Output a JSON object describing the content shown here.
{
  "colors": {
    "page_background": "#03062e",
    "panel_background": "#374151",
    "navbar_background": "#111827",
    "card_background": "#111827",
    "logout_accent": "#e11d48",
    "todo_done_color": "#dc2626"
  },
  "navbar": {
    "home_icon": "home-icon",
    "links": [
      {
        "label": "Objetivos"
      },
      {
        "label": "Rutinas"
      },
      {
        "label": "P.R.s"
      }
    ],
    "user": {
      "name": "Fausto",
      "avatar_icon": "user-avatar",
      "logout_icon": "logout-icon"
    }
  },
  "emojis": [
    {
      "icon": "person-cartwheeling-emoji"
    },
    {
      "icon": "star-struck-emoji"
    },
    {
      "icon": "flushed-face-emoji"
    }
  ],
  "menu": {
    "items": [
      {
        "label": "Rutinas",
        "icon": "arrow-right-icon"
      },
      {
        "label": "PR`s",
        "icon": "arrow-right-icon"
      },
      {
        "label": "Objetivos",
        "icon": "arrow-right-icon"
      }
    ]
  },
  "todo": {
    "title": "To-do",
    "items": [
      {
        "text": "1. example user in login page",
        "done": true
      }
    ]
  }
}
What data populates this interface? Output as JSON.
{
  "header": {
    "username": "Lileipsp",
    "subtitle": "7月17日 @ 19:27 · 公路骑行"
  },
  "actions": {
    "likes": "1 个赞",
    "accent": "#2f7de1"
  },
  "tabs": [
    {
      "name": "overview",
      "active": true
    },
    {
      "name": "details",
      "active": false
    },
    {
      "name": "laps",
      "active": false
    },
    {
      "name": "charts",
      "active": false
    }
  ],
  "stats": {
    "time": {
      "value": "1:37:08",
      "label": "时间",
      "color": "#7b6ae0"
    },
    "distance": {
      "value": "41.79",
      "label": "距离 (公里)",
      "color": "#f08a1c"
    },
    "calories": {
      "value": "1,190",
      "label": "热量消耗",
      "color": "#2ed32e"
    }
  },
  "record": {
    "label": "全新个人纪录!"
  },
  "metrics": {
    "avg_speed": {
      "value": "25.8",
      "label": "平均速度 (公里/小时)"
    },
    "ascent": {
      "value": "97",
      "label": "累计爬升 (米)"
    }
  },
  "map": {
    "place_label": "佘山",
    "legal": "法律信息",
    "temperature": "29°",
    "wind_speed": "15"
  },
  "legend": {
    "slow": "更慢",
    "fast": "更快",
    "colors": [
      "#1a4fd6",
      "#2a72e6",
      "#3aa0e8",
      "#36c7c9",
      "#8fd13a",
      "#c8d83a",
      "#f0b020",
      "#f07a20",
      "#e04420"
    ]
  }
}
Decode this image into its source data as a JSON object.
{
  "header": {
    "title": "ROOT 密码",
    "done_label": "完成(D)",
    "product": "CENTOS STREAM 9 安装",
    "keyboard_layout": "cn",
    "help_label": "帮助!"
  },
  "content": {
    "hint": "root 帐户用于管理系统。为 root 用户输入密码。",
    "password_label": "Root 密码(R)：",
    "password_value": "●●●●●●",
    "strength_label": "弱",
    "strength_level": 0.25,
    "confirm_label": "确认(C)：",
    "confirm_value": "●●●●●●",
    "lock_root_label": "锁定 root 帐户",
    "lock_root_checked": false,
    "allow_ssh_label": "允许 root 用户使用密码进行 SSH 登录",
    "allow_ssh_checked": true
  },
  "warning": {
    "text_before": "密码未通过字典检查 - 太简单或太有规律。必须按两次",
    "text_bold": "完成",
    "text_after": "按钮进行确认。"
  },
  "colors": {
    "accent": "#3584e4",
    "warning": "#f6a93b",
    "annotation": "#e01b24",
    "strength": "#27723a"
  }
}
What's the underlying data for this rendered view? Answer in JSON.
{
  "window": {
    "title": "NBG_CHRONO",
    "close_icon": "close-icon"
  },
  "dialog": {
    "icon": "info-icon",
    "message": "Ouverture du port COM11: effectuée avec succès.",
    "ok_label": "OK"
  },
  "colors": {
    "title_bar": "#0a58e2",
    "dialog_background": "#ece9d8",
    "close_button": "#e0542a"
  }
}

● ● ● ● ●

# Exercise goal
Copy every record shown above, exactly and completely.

# Response area
Output a JSON object describing the content shown here.
{
  "colors": {
    "page_background": "#03062e",
    "panel_background": "#374151",
    "navbar_background": "#111827",
    "card_background": "#111827",
    "logout_accent": "#e11d48",
    "todo_done_color": "#dc2626"
  },
  "navbar": {
    "home_icon": "home-icon",
    "links": [
      {
        "label": "Objetivos"
      },
      {
        "label": "Rutinas"
      },
      {
        "label": "P.R.s"
      }
    ],
    "user": {
      "name": "Fausto",
      "avatar_icon": "user-avatar",
      "logout_icon": "logout-icon"
    }
  },
  "emojis": [
    {
      "icon": "person-cartwheeling-emoji"
    },
    {
      "icon": "star-struck-emoji"
    },
    {
      "icon": "flushed-face-emoji"
    }
  ],
  "menu": {
    "items": [
      {
        "label": "Rutinas",
        "icon": "arrow-right-icon"
      },
      {
        "label": "PR`s",
        "icon": "arrow-right-icon"
      },
      {
        "label": "Objetivos",
        "icon": "arrow-right-icon"
      }
    ]
  },
  "todo": {
    "title": "To-do",
    "items": [
      {
        "text": "1. example user in login page",
        "done": true
      }
    ]
  }
}
What data populates this interface? Output as JSON.
{
  "header": {
    "username": "Lileipsp",
    "subtitle": "7月17日 @ 19:27 · 公路骑行"
  },
  "actions": {
    "likes": "1 个赞",
    "accent": "#2f7de1"
  },
  "tabs": [
    {
      "name": "overview",
      "active": true
    },
    {
      "name": "details",
      "active": false
    },
    {
      "name": "laps",
      "active": false
    },
    {
      "name": "charts",
      "active": false
    }
  ],
  "stats": {
    "time": {
      "value": "1:37:08",
      "label": "时间",
      "color": "#7b6ae0"
    },
    "distance": {
      "value": "41.79",
      "label": "距离 (公里)",
      "color": "#f08a1c"
    },
    "calories": {
      "value": "1,190",
      "label": "热量消耗",
      "color": "#2ed32e"
    }
  },
  "record": {
    "label": "全新个人纪录!"
  },
  "metrics": {
    "avg_speed": {
      "value": "25.8",
      "label": "平均速度 (公里/小时)"
    },
    "ascent": {
      "value": "97",
      "label": "累计爬升 (米)"
    }
  },
  "map": {
    "place_label": "佘山",
    "legal": "法律信息",
    "temperature": "29°",
    "wind_speed": "15"
  },
  "legend": {
    "slow": "更慢",
    "fast": "更快",
    "colors": [
      "#1a4fd6",
      "#2a72e6",
      "#3aa0e8",
      "#36c7c9",
      "#8fd13a",
      "#c8d83a",
      "#f0b020",
      "#f07a20",
      "#e04420"
    ]
  }
}
Decode this image into its source data as a JSON object.
{
  "header": {
    "title": "ROOT 密码",
    "done_label": "完成(D)",
    "product": "CENTOS STREAM 9 安装",
    "keyboard_layout": "cn",
    "help_label": "帮助!"
  },
  "content": {
    "hint": "root 帐户用于管理系统。为 root 用户输入密码。",
    "password_label": "Root 密码(R)：",
    "password_value": "●●●●●●",
    "strength_label": "弱",
    "strength_level": 0.25,
    "confirm_label": "确认(C)：",
    "confirm_value": "●●●●●●",
    "lock_root_label": "锁定 root 帐户",
    "lock_root_checked": false,
    "allow_ssh_label": "允许 root 用户使用密码进行 SSH 登录",
    "allow_ssh_checked": true
  },
  "warning": {
    "text_before": "密码未通过字典检查 - 太简单或太有规律。必须按两次",
    "text_bold": "完成",
    "text_after": "按钮进行确认。"
  },
  "colors": {
    "accent": "#3584e4",
    "warning": "#f6a93b",
    "annotation": "#e01b24",
    "strength": "#27723a"
  }
}
What's the underlying data for this rendered view? Answer in JSON.
{
  "window": {
    "title": "NBG_CHRONO",
    "close_icon": "close-icon"
  },
  "dialog": {
    "icon": "info-icon",
    "message": "Ouverture du port COM11: effectuée avec succès.",
    "ok_label": "OK"
  },
  "colors": {
    "title_bar": "#0a58e2",
    "dialog_background": "#ece9d8",
    "close_button": "#e0542a"
  }
}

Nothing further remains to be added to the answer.